On This Page:
- How Pellet Stoves Work
- Pellet Stove Efficiency
- Pros and Cons
- Pellet Stove Maintenance & Common Issues
How Does a Pellet Stove Work?
A pellet stove burns pellets made from organic materials such as food or wood waste. They are usually in the form of densely packed, small cylindrical pellets. One ton (about 50 bags) is equal to 1½ cords of firewood.
These pellets are stored in the stove’s hopper. A hopper can hold 35 to 130 pounds of pellets. From the hopper, pellets fall into the firebox, the section of the stove where they’re heated up to warm your room. Most stoves have an auto igniter, but you might have to manually ignite if you own a budget model.
Pellet stoves are unique because they use a thermostat. When the thermostat is set, an auger screw turns and releases pellets into the firebox until there’s enough to bring the [stove/room] up to temperature. Lowering the thermostat releases fewer pellets; raising the thermostat releases more.
Inside the stove are two fans. One blows air across the fire to maintain a steady temperature. A second fan blows heat into exchangers. These heat the interior of the stove and then the room. Exhaust gases vent outdoors through a narrow [pipe/duct?].
Pellet Stove Efficiency

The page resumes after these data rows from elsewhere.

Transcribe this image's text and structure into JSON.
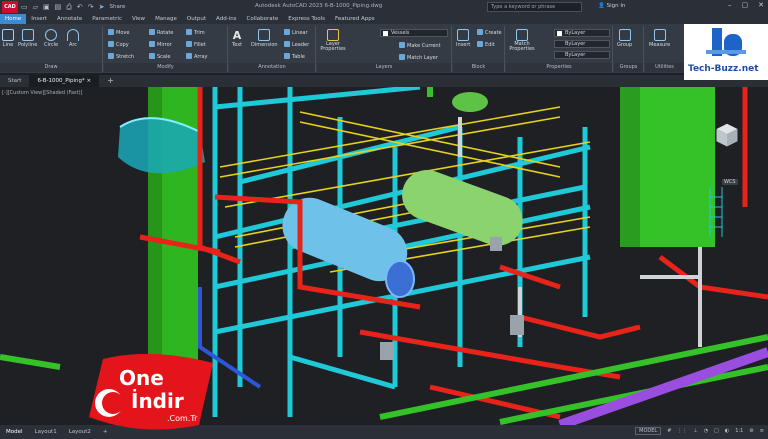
{
  "window": {
    "app_icon": "CAD",
    "title": "Autodesk AutoCAD 2023     6-B-1000_Piping.dwg",
    "share_label": "Share",
    "search_placeholder": "Type a keyword or phrase",
    "signin": "Sign In"
  },
  "menu": [
    "Home",
    "Insert",
    "Annotate",
    "Parametric",
    "View",
    "Manage",
    "Output",
    "Add-ins",
    "Collaborate",
    "Express Tools",
    "Featured Apps"
  ],
  "ribbon": {
    "draw": {
      "label": "Draw",
      "buttons": [
        "Line",
        "Polyline",
        "Circle",
        "Arc"
      ]
    },
    "modify": {
      "label": "Modify",
      "rows": [
        [
          "Move",
          "Rotate",
          "Trim"
        ],
        [
          "Copy",
          "Mirror",
          "Fillet"
        ],
        [
          "Stretch",
          "Scale",
          "Array"
        ]
      ]
    },
    "annotation": {
      "label": "Annotation",
      "buttons": [
        "Text",
        "Dimension"
      ],
      "small": [
        "Linear",
        "Leader",
        "Table"
      ]
    },
    "layers": {
      "label": "Layers",
      "big": "Layer Properties",
      "current_layer": "Vessels",
      "small": [
        "Make Current",
        "Match Layer"
      ]
    },
    "block": {
      "label": "Block",
      "big": "Insert",
      "small": [
        "Create",
        "Edit"
      ]
    },
    "properties": {
      "label": "Properties",
      "big": "Match Properties",
      "values": [
        "ByLayer",
        "ByLayer",
        "ByLayer"
      ]
    },
    "groups": {
      "label": "Groups",
      "big": "Group"
    },
    "utilities": {
      "label": "Utilities",
      "big": "Measure"
    }
  },
  "tabs": [
    "Start",
    "6-B-1000_Piping*"
  ],
  "viewport": {
    "label": "[-][Custom View][Shaded (Fast)]",
    "viewcube_label": "WCS"
  },
  "status": {
    "tabs": [
      "Model",
      "Layout1",
      "Layout2"
    ],
    "mode": "MODEL"
  },
  "watermark_left": {
    "line1": "One",
    "line2": "İndir",
    "line3": ".Com.Tr"
  },
  "watermark_right": {
    "text": "Tech-Buzz.net"
  },
  "colors": {
    "accent": "#3c8bd0",
    "pipe_red": "#e8231a",
    "steel_cyan": "#1fc9d8",
    "vessel_green": "#35c228",
    "grate_yellow": "#e6d21a"
  }
}
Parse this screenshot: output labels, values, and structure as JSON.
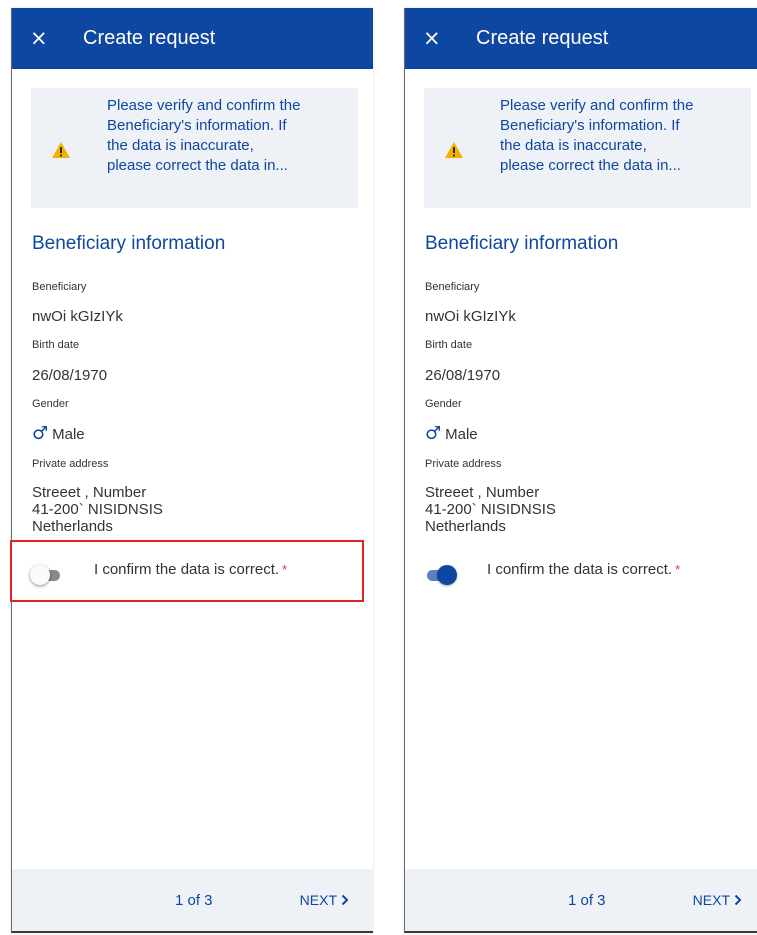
{
  "header": {
    "close_icon": "×",
    "title": "Create request"
  },
  "alert": {
    "icon": "warning-icon",
    "line1": "Please verify and confirm the",
    "line2": "Beneficiary's information. If",
    "line3": "the data is inaccurate,",
    "line4": "please correct the data in...",
    "icon_color": "#f0b400"
  },
  "section": {
    "title": "Beneficiary information"
  },
  "fields": {
    "beneficiary_label": "Beneficiary",
    "beneficiary_value": "nwOi kGIzIYk",
    "birth_label": "Birth date",
    "birth_value": "26/08/1970",
    "gender_label": "Gender",
    "gender_icon": "♂",
    "gender_value": "Male",
    "address_label": "Private address",
    "address_line1": "Streeet , Number",
    "address_line2": "41-200` NISIDNSIS",
    "address_line3": "Netherlands"
  },
  "confirm": {
    "label": "I confirm the data is correct.",
    "required_mark": "*"
  },
  "panels": [
    {
      "state": "off",
      "highlighted": true
    },
    {
      "state": "on",
      "highlighted": false
    }
  ],
  "footer": {
    "pager": "1 of 3",
    "next": "NEXT"
  },
  "colors": {
    "primary": "#0e47a1",
    "alert_bg": "#eef2f7",
    "highlight": "#e02424",
    "required": "#d9334b"
  }
}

In general, a good pellet stove will have an energy efficiency rating of 65% to 75%. EPA-certified stoves are 70% to 83% efficient. Look for a hangtag certifying that the EPA tested and approved the stove’s efficiency.
Pellet Stove Pros and Cons
- They’re easy to use: ignites at the push of a button. No kindling or tending to the fire required.
- Cleaning is a breeze. There’s no creosote buildup and less ash volume compared to wood.
- Bags are easier to transport, handle and stack.
- Pellets take up less storage space than firewood.
- You have greater temperature control. Turn a thermostat dial to get the perfect temperature.
- They’re eco-friendly because there’s very little air pollution. Pellets burn cleaner than wood.
- It’s expensive to maintain compared to firewood and needs more upkeep than a fireplace.
- The fan makes low, mechanical noise.
- Aren’t as visually appealing as watching a fire in a fireplace.
- It needs a backup system like batteries or electricity to run in case of a power outage.
Pellet Stove Maintenance
Maintaining a pellet stove is an ongoing task, just like more familiar fireplaces. Expect to clean the ash pan weekly or even daily, depending on how often you use it. Neglecting your stove will shorten its 10- to 15-year life expectancy.
- Empty the ash pan after use.
- Vacuum the fans and ash pan.
- Brush the vents.
the Cold Season
- Check its ignitor 3x during the cold season. If it fails, a new igniter costs $15-$50, not including labor.
- Give the stove a thorough cleaning. Be sure to get any ash and leftover pellets out.
A properly installed and maintained pellet stove should last at least 10 years. Some have track records of more than 20 years, but most owners believe that stoves last as long as they can get parts.
Failure usually stems from one of four areas.
- Poor maintenance: the leading cause of stove failure. Follow the manufacturer’s recommended maintenance schedule.
- Poor fuel: clogs up fans and blowers. Use higher grade fuel and clean regularly.
- Poor installation: happens most often when an owner tries to DIY the job. Hire a professional for the best results.
- Manufacturer defects: a risk for just about anything. Most stoves come with 1- to 2-year warranties — read through them to know what’s covered.
Cleaner than a fireplace or wood stove, safer than a gas heater, and warmer than an electric space heater, it’s no wonder that pellet stoves are increasingly popular. This unique stove might be just what you need to supplement your whole-house system.
No Comments Yet
You can be the first to comment!